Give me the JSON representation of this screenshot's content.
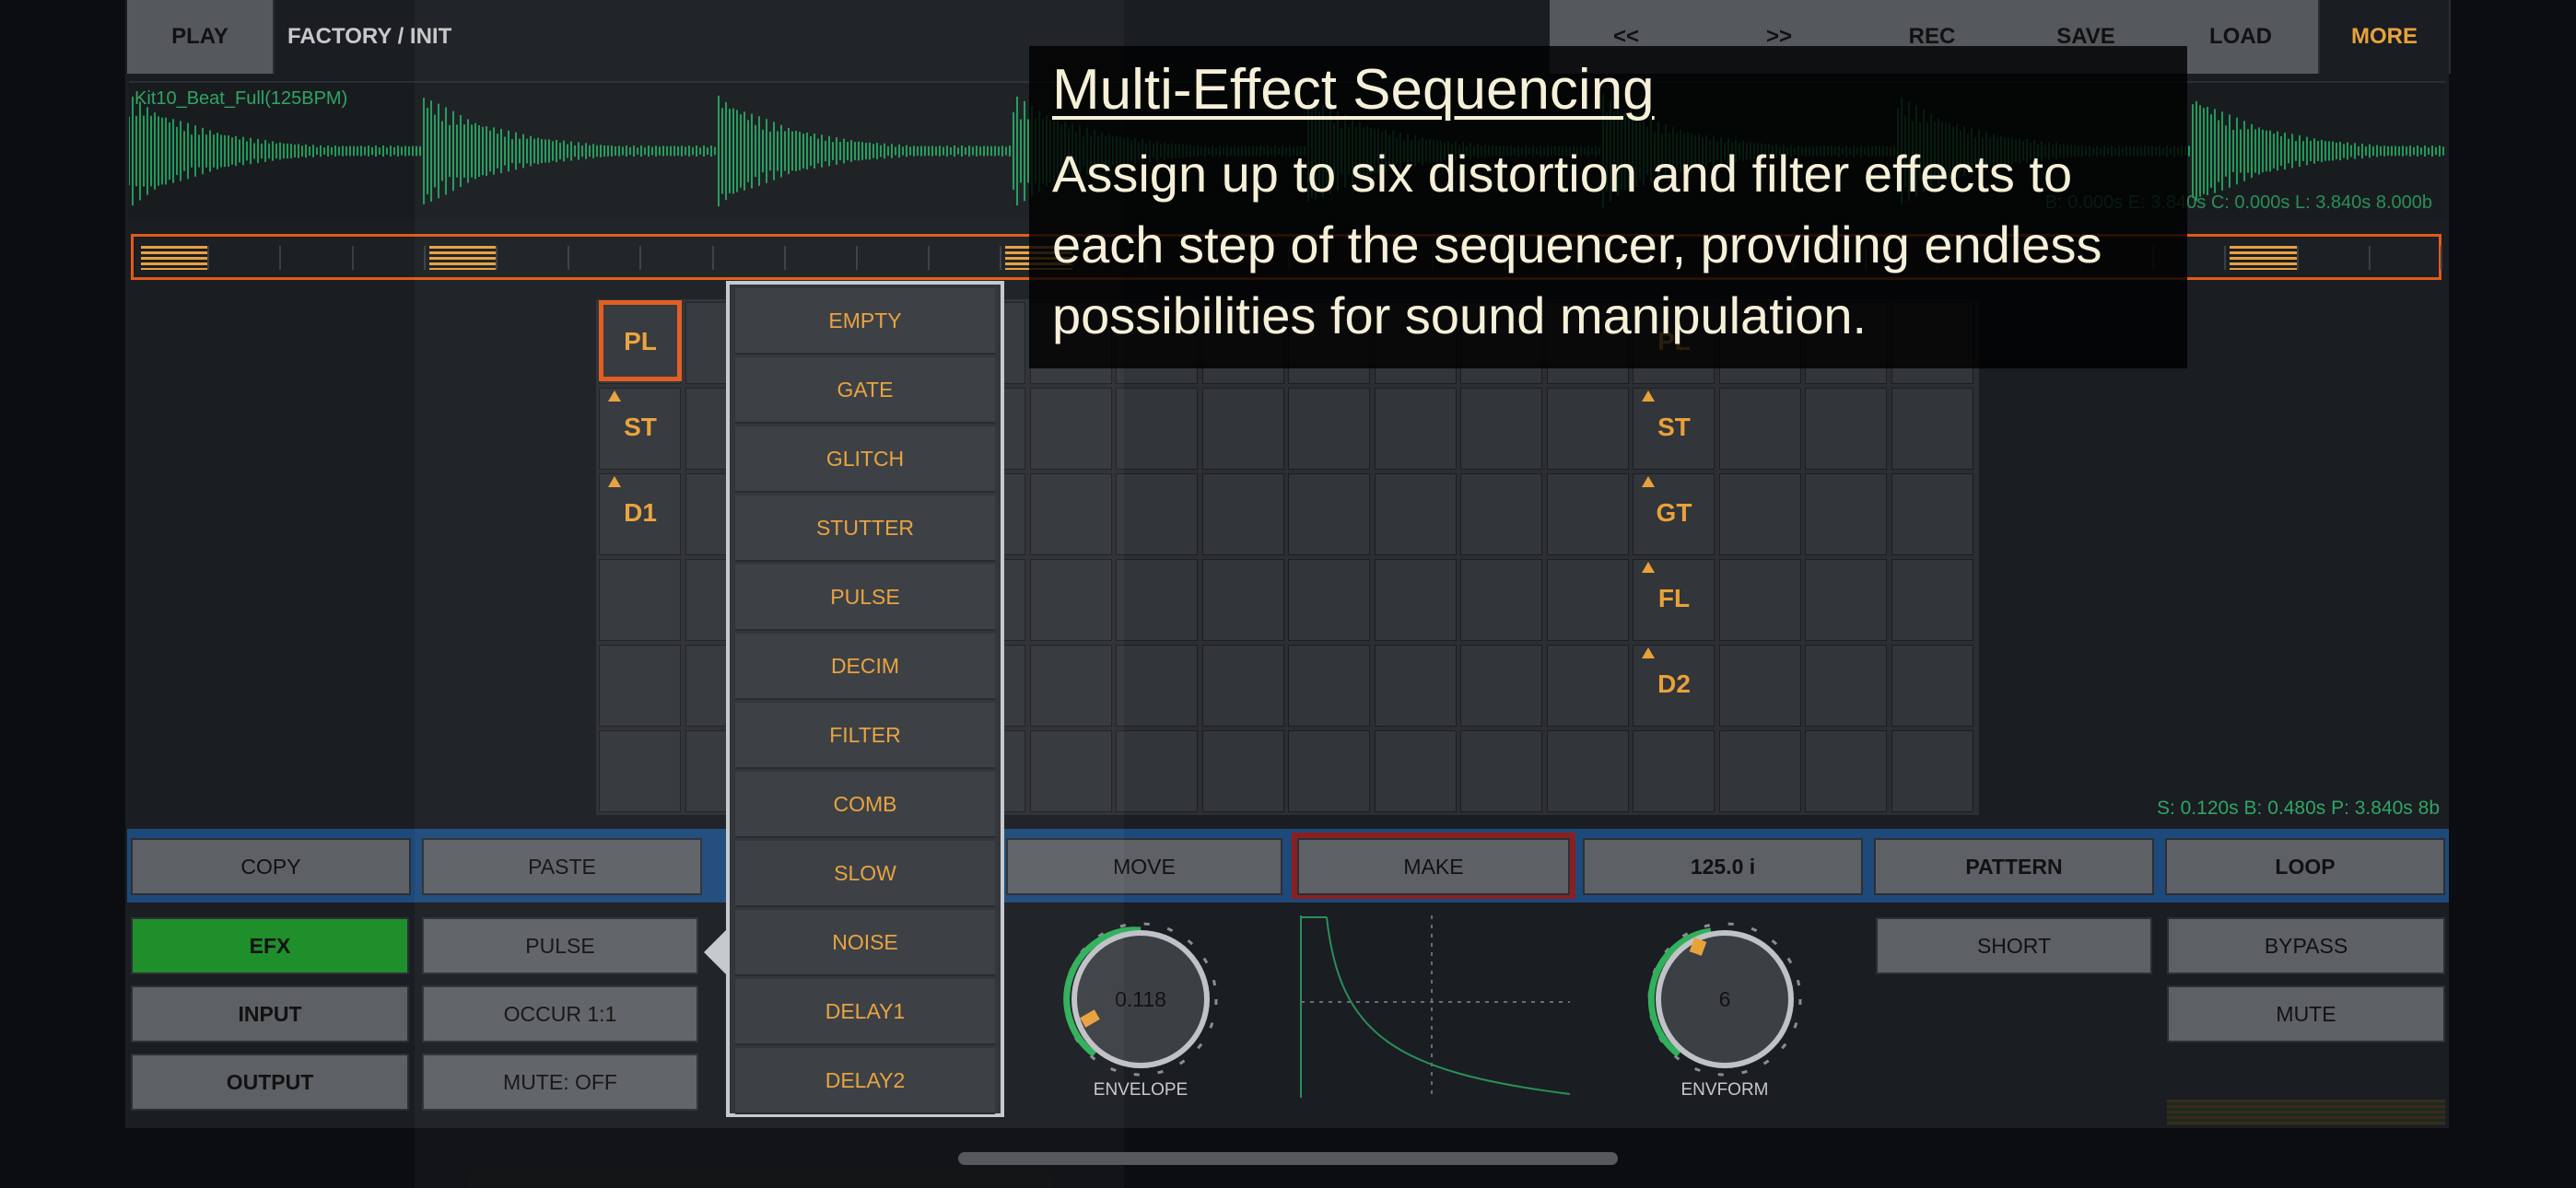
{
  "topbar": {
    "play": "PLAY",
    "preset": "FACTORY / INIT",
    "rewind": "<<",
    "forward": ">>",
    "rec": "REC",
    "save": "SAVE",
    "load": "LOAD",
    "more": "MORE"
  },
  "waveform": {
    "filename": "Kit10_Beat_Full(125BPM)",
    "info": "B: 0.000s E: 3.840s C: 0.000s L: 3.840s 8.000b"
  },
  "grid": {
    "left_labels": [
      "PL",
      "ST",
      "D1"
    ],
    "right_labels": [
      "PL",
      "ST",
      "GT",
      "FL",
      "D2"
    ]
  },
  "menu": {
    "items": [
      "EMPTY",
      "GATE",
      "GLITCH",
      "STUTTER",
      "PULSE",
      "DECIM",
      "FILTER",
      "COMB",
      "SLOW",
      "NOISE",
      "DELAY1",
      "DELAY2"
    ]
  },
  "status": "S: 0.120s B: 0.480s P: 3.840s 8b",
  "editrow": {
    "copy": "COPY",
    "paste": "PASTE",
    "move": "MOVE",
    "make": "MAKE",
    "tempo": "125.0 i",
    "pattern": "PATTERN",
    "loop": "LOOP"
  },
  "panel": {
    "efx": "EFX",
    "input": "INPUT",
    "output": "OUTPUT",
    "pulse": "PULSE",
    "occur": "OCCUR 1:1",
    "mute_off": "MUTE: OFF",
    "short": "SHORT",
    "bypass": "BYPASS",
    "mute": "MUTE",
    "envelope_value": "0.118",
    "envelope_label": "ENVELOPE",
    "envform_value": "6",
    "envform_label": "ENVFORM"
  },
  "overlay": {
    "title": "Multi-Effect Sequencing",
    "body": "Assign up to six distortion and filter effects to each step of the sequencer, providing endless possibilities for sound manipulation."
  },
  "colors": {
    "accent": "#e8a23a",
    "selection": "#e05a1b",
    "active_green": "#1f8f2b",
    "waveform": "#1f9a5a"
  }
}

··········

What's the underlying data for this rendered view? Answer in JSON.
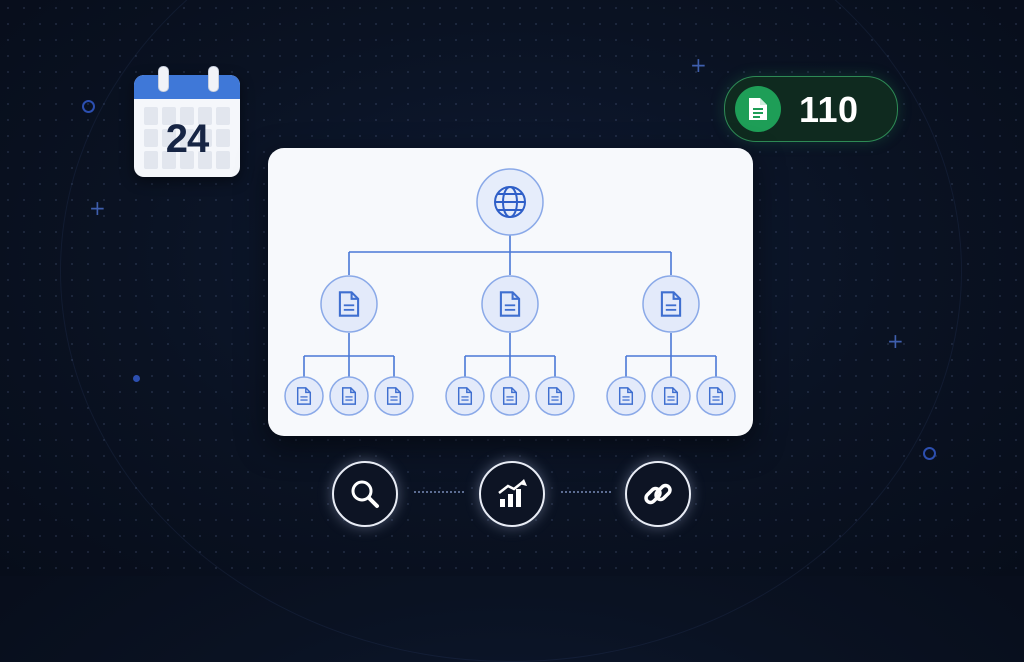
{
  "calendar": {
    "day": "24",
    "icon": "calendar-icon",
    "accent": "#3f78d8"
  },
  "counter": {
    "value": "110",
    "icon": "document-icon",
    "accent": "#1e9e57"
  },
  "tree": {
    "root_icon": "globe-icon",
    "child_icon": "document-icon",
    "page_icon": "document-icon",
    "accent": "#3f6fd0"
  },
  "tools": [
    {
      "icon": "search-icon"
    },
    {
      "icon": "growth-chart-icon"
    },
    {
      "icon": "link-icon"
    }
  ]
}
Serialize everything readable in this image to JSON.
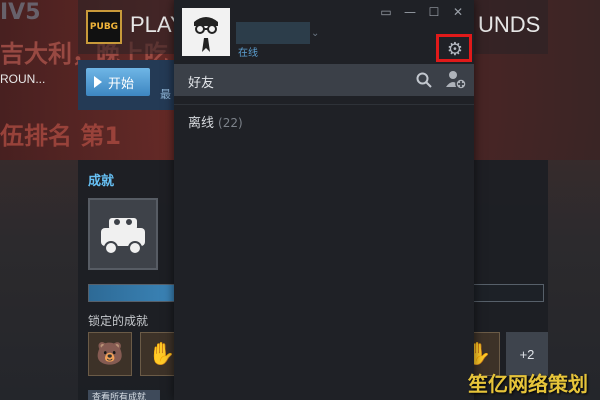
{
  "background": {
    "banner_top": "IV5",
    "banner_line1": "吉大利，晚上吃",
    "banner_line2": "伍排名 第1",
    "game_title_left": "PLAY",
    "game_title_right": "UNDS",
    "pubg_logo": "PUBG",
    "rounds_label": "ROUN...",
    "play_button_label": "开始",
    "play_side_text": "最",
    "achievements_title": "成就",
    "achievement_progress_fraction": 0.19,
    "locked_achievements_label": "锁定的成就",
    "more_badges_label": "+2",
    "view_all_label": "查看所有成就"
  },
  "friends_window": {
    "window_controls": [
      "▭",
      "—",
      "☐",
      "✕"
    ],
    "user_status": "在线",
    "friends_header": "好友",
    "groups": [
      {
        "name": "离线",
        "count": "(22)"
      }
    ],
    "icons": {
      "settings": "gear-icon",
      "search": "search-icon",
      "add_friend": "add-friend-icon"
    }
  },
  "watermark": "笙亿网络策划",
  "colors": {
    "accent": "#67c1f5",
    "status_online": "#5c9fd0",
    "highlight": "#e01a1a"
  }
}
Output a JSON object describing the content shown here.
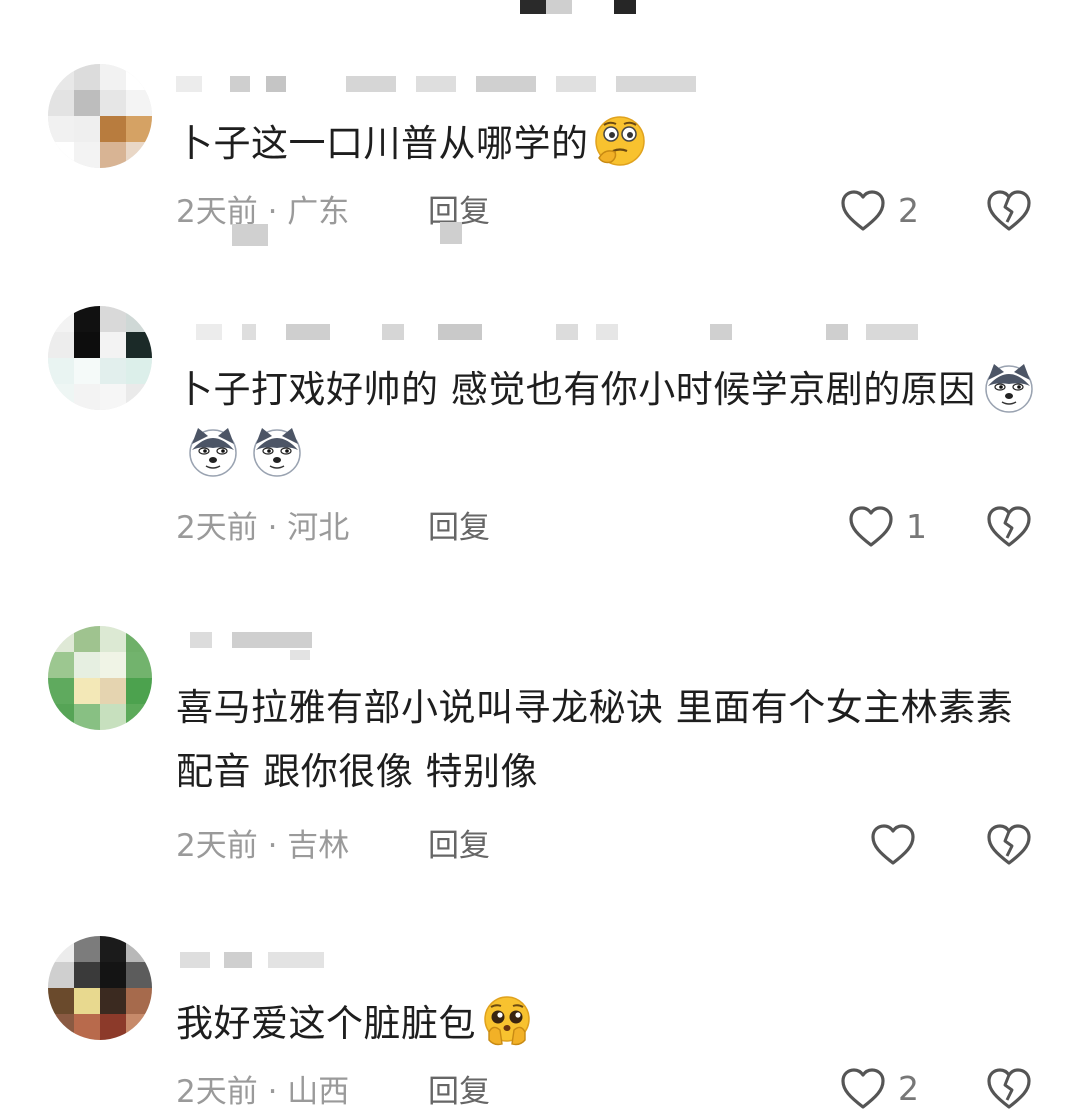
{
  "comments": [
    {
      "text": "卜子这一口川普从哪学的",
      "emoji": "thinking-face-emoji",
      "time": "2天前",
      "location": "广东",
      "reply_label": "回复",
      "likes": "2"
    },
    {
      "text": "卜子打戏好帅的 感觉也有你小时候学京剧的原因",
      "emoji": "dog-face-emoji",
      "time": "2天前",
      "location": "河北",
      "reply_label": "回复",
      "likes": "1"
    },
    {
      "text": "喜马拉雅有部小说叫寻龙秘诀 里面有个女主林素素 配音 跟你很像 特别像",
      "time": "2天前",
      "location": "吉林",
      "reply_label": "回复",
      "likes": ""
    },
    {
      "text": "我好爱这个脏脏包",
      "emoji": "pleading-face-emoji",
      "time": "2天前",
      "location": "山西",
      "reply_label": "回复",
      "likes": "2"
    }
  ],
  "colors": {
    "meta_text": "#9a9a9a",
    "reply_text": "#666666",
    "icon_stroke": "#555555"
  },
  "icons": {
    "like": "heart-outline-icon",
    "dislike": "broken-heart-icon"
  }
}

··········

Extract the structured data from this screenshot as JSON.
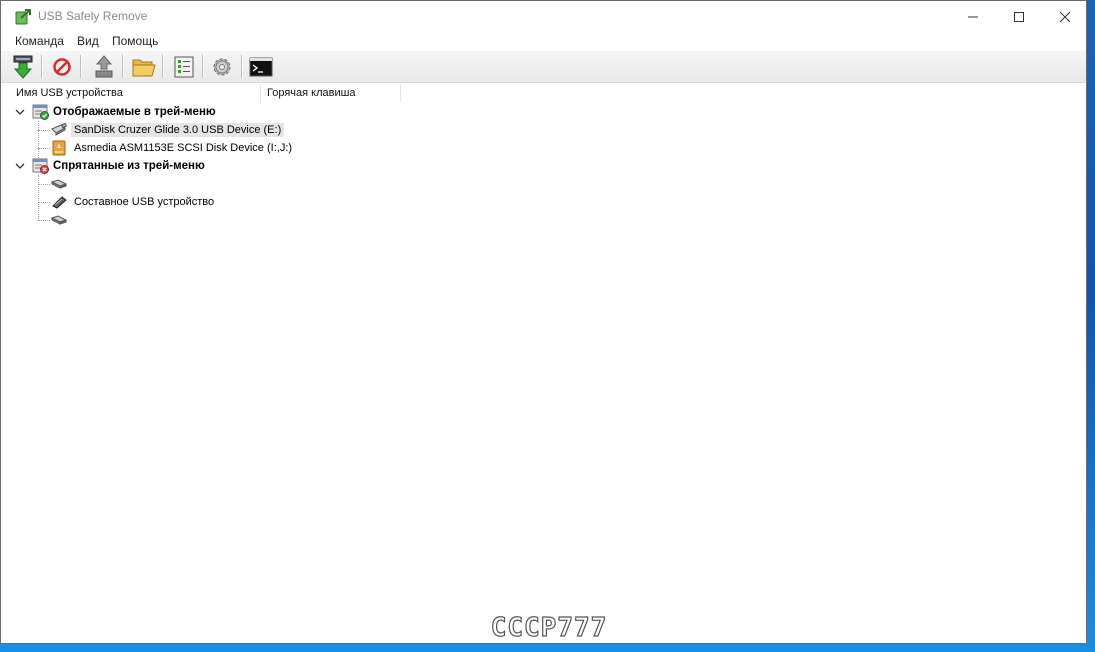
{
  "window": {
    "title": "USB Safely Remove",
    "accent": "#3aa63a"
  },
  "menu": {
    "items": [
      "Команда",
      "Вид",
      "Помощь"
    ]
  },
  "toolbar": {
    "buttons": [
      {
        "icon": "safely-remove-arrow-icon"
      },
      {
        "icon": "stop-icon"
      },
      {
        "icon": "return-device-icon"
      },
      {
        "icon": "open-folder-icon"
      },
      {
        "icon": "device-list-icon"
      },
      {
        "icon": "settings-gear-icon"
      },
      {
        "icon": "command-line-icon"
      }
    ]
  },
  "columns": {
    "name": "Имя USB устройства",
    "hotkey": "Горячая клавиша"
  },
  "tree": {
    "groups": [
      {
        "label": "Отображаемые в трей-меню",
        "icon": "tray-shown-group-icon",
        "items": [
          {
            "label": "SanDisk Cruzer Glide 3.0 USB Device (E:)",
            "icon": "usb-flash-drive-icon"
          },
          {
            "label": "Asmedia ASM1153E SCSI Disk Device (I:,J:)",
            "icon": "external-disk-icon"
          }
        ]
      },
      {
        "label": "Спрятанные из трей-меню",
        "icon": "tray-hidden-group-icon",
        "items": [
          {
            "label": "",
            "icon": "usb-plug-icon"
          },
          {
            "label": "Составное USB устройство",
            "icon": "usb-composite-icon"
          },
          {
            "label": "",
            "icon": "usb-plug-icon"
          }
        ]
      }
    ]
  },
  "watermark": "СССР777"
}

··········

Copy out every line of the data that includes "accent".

■ Exercise answer ■
    "accent": "#e8a23a",
    "accent": "#3f78d8"
    "accent": "#1e9e57"
    "accent": "#3f6fd0"
    "accent": "#67c1f5",
    "accent": "#3aa63a"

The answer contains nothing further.